Despite being frequented by actor Robert De Niro for its world-famous sake breweries, Sado Island is not all-that popular with foreign tourists.
Yet, one venture to the island will allow travelers to pack so much into one trip. That ranges from its natural beauty, including picturesque beach inlands to cascading rice paddies, as well as a rich gold-mining history, nihonshu (rice wine) and onsen (hot spring) culture.
Accessible by bullet train and ferry from Tokyo, the Niigata prefecture island’s joyous spirit may come from its brewed spirits. One place to sip some smooth booze is Hokusetsu Brewery, which even has a music room that is designed to mellow the sake.
Ever wonder where all that rice wine comes from? Also on Sado are the iconic Iwakubi Shoryu rice paddies, part of what makes Niigata a “rice country.” The view throughout the year, changing from lush green to yellow, is a natural feast to the eye.
In addition, Sado Island is famous for its clear waters and rocky shores. A convenient base to stay in Sado is the area around Lake Kado, the largest lake in Niigata. Also on the island, you can partake in the tradition of tarai-bune (washtub) boats. Steered by locals wearing traditional clothes and straw hats, the inexpensive ride is straight out of an anime scene.

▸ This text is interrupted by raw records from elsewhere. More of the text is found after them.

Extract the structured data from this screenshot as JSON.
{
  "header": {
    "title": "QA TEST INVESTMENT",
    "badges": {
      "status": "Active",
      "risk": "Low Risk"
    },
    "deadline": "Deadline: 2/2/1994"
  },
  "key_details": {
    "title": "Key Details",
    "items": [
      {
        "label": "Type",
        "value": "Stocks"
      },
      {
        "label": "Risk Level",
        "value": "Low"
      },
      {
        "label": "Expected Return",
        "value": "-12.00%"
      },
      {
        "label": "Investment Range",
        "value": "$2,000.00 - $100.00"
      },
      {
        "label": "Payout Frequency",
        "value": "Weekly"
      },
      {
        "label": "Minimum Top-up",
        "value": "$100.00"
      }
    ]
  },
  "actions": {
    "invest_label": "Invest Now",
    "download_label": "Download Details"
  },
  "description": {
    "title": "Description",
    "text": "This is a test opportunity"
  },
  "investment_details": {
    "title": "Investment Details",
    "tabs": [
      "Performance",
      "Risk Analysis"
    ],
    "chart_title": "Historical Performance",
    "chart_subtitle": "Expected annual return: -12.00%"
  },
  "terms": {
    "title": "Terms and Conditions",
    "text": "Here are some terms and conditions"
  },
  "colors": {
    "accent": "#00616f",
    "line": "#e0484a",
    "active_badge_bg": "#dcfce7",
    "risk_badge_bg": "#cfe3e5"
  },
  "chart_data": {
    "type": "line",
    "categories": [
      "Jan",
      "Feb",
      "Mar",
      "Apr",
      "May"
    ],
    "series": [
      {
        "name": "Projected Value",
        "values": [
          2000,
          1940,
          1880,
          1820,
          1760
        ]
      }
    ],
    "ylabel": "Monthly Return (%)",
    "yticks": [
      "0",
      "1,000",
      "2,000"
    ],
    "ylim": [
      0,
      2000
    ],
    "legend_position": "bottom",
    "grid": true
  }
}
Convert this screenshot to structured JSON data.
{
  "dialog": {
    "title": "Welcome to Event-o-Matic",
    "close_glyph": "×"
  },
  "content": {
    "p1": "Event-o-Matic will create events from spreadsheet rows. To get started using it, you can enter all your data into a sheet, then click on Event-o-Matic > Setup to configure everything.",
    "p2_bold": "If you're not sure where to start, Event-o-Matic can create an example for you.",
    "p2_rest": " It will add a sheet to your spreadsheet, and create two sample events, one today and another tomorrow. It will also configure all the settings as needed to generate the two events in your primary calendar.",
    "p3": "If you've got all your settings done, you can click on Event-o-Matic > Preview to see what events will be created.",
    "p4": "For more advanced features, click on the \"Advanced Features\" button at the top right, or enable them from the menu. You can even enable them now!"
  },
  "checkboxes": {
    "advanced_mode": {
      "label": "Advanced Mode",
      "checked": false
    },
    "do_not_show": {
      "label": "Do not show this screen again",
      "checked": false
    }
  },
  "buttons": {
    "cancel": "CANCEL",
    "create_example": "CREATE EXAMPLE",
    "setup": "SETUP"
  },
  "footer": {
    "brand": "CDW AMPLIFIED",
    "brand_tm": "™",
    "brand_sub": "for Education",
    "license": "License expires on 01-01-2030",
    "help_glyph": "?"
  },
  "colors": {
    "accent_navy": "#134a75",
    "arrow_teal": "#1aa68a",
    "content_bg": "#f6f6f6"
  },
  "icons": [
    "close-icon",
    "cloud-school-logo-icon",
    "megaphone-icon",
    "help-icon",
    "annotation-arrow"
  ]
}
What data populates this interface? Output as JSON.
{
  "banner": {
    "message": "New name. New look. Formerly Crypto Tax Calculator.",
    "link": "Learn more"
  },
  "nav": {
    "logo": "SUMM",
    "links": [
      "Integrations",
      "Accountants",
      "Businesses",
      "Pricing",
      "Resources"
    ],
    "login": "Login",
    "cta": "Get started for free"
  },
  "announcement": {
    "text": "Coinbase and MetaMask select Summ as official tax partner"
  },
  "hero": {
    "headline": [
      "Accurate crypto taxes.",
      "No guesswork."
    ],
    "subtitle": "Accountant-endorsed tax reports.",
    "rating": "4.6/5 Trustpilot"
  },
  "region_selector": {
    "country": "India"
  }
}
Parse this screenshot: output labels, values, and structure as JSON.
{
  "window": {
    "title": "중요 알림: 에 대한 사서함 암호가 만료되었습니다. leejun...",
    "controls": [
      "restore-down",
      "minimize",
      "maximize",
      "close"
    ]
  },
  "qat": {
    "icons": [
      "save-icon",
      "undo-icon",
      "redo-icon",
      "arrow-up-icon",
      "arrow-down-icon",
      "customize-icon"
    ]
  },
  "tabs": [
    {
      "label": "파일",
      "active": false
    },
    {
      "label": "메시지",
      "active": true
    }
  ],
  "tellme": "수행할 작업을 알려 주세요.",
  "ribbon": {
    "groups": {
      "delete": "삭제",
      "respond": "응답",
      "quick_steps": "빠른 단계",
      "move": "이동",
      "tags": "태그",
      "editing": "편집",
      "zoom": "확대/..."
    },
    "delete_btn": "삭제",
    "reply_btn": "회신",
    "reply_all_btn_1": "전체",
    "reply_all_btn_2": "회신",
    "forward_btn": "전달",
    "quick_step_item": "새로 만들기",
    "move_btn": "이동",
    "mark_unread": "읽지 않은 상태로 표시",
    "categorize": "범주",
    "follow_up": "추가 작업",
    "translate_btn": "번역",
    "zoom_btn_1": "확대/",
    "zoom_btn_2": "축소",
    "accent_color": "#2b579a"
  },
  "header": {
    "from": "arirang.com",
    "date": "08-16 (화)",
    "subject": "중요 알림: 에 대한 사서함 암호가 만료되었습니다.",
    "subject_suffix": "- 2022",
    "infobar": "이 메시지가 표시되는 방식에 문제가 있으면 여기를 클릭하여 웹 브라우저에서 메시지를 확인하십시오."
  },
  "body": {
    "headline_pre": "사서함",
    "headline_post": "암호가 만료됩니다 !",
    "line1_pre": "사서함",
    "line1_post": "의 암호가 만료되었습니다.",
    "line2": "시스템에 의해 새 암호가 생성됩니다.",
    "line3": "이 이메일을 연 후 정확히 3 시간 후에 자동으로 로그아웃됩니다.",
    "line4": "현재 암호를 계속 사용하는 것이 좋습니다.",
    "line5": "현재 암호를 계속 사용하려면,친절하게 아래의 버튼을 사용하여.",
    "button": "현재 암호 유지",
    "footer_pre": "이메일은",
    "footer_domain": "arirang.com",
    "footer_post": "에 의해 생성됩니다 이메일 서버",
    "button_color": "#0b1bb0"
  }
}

At the very northern tip of the island is “Futatsugame,” a beachy inland area said to resemble two turtles. Chill here for an afternoon of swimming and sunbathing in the clearest water that is one of “Top 100 Sea-Bathing Spots” in Japan.
Sado Island also has some rare nature. In fact, it holds an ecological habitat for toki (crested ibis birds). These near-extinct birds can be admired from afar at Toki Forest Park.
Dig deeper into Sado’s history with a visit to the Sado Kinzan Gold Mine, as well as the Nishimikawa Gold park, where you can do gold panning. Another hands-on activity is the taiko (drum) playing workshops at Sado Island Taiko Center. It is home to the drums made from zelkova logs and cowhide skin, and located just one minute from the Kodo Village, where the world-renowned professional taiko ensemble is based.
For a lot to do and see in a compact and beautiful getaway, Sado’s got you covered.